If you find that Murphy’s Law of “whatever can go wrong, will go wrong” applies to you, you may choose to consider getting one more judge than is necessary. It is better to have all four judges show up than to have only one or two judges because of traffic, wrong turn, etc.
In most cases, cheerleading judges should receive some compensation for the service they provide. How much compensation depends on the amount of time they will spend at your tryouts. Most tryouts should only take two hours to complete. If you have a large number of candidates, or more than one squad being selected, the tryout may take up to five hours.
Be sure to get each judge’s personal information in order to request a check. If possible, it is better to give them a check at the tryout rather than mail it afterward.
Universal Cheerleaders Association offers their instructional staff as professional judges. UCA will provide you with the names and phone numbers of the staff in your area. To reach your local representative, call 800-238-0286.
Area Cheerleader Coaches
If you have area cheerleading coaches that can help you, you can make arrangements to judge each others tryouts. You can either exchange services, or be paid the standard judges fees. Make sure this is approved by your administration.
Conflict of Interest

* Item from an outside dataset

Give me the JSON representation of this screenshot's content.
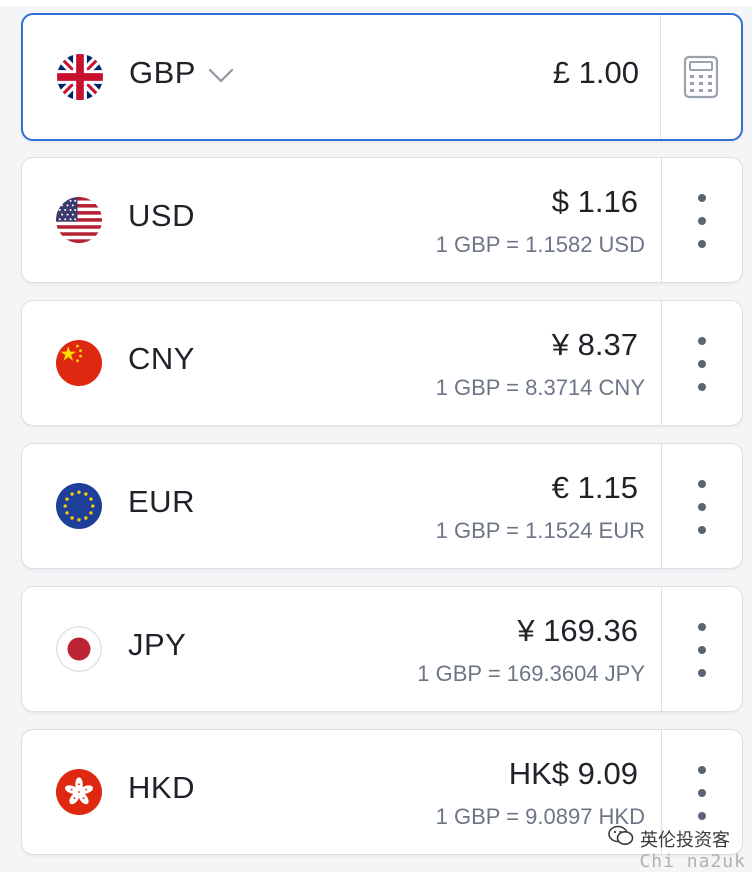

The credibility of your tryout process is very important. Ask your judges if they have worked directly with any of the candidates. While there is no way to keep from general contact (games, camp, etc.), any training activities or acquaintances directly with an individual should be avoided.